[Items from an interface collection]
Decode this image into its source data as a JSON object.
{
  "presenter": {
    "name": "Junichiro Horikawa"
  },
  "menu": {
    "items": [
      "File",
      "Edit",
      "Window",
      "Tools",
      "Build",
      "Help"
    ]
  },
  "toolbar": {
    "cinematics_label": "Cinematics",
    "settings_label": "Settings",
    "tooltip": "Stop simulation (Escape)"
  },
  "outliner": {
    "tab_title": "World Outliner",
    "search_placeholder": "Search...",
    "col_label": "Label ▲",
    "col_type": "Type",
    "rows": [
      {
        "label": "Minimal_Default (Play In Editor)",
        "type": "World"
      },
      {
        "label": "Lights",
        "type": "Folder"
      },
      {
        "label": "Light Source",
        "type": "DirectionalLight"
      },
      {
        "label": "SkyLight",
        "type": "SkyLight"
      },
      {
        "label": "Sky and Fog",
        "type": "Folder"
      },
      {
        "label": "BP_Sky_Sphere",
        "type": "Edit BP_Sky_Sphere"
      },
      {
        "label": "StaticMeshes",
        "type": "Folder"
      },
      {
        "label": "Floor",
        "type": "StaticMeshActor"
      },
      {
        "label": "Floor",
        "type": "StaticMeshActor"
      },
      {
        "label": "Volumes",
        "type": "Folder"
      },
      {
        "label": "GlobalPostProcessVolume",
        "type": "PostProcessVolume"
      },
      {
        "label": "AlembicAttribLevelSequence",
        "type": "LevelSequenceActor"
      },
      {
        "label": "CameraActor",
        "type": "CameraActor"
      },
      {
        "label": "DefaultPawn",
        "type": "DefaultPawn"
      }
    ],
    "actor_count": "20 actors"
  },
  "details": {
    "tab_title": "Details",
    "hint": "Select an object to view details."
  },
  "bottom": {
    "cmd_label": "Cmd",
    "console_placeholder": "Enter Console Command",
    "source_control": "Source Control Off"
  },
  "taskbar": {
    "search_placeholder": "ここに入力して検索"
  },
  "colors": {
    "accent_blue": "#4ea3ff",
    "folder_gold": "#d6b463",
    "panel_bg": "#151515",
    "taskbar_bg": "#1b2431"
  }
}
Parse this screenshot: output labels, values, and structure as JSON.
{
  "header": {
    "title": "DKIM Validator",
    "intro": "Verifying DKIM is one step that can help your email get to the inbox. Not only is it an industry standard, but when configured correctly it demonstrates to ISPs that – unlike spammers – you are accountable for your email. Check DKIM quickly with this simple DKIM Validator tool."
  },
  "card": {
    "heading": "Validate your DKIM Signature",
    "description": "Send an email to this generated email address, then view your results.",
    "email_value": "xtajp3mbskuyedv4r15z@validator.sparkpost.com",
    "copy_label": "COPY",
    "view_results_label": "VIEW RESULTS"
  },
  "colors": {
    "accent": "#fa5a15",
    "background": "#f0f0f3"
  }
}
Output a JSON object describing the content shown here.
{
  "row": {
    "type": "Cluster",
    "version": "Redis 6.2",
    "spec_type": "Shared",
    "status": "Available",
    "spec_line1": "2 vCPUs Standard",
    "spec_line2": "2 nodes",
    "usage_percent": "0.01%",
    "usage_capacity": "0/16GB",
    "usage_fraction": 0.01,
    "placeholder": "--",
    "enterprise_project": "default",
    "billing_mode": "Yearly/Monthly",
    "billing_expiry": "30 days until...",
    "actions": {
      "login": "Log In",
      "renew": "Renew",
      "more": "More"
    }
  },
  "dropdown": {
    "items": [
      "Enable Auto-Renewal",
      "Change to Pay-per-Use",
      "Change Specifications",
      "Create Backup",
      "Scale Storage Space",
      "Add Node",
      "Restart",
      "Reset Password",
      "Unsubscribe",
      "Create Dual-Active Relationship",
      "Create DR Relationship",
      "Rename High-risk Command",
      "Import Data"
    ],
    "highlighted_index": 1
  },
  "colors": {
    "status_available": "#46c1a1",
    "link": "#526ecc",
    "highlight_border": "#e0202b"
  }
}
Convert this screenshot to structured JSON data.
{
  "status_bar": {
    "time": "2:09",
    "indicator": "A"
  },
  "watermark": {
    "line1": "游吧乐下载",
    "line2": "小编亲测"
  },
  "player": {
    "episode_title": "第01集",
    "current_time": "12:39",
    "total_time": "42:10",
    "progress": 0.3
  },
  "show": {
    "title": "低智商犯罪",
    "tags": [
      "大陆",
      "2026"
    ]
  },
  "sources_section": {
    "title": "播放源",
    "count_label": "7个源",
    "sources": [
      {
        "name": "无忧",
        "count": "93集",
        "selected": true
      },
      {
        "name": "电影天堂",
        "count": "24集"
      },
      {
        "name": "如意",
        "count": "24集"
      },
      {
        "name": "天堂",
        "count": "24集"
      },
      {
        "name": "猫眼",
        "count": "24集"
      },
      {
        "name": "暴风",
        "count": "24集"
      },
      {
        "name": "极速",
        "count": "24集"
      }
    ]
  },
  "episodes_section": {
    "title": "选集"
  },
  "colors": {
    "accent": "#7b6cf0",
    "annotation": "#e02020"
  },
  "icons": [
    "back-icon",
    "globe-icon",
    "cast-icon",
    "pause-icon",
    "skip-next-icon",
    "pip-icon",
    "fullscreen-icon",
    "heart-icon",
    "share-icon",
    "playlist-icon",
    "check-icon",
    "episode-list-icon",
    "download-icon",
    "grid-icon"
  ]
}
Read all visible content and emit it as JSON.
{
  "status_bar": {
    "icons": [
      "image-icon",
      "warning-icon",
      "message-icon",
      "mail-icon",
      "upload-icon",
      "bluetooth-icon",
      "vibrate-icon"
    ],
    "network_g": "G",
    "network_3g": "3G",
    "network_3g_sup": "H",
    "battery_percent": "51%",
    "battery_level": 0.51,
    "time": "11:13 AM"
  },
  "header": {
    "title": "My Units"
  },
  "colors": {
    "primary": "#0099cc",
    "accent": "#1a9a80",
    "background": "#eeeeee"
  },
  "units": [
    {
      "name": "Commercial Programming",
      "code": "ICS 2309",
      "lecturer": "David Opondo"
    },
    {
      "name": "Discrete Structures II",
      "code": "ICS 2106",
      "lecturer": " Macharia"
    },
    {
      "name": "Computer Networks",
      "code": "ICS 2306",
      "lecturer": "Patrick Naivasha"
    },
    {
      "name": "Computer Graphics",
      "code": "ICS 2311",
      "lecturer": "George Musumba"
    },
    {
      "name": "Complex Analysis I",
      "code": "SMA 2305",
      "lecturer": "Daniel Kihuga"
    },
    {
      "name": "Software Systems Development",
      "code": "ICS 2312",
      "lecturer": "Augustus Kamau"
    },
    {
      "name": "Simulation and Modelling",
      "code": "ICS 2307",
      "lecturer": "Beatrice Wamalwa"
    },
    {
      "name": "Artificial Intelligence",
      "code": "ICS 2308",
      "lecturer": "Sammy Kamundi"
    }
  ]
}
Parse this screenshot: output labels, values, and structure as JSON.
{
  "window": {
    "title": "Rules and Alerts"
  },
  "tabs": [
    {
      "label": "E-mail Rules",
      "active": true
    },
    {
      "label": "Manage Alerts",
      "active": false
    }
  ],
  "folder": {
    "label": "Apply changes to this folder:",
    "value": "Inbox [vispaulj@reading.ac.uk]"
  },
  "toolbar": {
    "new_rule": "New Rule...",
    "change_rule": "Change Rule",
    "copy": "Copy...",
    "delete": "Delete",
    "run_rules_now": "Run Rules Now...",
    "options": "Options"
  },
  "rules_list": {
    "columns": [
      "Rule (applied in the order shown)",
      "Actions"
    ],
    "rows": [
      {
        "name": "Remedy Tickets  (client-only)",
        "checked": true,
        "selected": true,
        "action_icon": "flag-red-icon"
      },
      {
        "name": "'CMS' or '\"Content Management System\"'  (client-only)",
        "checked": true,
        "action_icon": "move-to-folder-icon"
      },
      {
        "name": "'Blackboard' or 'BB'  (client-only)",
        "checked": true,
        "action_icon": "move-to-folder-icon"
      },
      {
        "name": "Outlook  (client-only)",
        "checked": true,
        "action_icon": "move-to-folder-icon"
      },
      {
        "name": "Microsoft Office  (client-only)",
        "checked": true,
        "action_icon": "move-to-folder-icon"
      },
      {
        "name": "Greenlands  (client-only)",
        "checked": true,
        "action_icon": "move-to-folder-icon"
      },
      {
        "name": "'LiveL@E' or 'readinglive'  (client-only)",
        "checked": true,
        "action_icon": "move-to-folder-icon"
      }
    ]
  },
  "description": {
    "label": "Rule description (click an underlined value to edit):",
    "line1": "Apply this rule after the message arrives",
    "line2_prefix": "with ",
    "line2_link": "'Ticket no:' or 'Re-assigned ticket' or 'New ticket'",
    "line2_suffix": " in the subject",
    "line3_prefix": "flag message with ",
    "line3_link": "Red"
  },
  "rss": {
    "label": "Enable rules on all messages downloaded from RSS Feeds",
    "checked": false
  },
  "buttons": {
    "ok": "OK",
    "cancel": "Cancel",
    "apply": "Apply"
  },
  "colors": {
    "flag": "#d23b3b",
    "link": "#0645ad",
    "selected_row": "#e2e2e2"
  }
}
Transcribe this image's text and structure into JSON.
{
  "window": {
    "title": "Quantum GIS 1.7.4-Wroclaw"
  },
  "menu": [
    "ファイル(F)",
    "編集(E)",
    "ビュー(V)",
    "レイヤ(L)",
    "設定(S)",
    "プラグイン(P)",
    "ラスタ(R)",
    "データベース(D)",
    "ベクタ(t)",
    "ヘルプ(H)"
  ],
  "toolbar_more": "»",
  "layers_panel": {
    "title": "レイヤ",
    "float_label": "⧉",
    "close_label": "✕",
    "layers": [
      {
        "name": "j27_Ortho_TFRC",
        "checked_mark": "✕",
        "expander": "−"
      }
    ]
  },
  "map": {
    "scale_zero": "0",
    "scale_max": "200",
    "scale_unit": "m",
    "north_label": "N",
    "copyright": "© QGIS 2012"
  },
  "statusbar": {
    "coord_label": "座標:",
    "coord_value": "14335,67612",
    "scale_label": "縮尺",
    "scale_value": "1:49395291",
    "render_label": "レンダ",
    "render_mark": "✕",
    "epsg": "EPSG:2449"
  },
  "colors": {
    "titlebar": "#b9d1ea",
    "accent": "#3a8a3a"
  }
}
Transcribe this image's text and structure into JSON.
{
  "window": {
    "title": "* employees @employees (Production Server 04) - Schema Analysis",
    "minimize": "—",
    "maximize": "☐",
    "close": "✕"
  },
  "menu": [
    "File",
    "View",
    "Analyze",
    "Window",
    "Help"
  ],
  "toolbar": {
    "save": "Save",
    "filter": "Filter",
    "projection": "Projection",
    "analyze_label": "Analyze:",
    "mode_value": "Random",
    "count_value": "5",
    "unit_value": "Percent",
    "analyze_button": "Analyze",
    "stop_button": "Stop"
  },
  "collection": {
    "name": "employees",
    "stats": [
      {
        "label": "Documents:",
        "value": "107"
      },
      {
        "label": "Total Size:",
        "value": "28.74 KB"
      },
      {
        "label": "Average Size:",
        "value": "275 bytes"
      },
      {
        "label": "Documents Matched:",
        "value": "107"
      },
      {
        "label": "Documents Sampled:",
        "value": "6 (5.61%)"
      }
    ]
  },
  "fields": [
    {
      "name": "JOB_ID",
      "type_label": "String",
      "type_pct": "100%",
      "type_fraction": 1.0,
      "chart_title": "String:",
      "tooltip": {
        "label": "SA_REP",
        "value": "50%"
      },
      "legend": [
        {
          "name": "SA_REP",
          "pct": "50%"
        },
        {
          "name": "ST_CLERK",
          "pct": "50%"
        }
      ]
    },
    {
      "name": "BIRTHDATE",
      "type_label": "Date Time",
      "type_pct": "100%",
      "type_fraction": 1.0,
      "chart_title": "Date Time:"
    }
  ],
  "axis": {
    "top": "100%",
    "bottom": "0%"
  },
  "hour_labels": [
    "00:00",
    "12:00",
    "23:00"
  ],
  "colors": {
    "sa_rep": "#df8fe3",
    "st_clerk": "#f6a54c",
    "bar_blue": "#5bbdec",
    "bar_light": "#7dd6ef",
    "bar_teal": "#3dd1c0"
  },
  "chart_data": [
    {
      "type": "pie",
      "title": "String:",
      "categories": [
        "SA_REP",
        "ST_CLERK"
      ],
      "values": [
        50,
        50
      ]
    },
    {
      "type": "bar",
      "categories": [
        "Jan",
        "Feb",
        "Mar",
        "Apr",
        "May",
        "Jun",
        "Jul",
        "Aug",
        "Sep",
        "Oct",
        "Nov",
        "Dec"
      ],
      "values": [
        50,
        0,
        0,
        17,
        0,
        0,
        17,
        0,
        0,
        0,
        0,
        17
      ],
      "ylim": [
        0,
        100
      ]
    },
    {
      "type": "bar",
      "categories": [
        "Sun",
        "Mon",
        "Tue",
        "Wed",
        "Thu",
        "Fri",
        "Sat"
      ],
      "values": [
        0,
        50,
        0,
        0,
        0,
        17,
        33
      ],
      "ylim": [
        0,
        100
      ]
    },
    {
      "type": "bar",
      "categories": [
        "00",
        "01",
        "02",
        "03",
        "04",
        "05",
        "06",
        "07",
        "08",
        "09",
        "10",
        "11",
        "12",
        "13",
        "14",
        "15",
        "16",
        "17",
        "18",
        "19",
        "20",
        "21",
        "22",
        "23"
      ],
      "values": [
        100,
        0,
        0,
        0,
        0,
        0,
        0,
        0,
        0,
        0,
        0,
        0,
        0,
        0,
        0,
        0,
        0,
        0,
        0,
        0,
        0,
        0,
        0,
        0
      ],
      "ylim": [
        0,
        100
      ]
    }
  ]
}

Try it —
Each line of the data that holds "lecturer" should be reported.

Output for this exercise —
      "lecturer": "David Opondo"
      "lecturer": " Macharia"
      "lecturer": "Patrick Naivasha"
      "lecturer": "George Musumba"
      "lecturer": "Daniel Kihuga"
      "lecturer": "Augustus Kamau"
      "lecturer": "Beatrice Wamalwa"
      "lecturer": "Sammy Kamundi"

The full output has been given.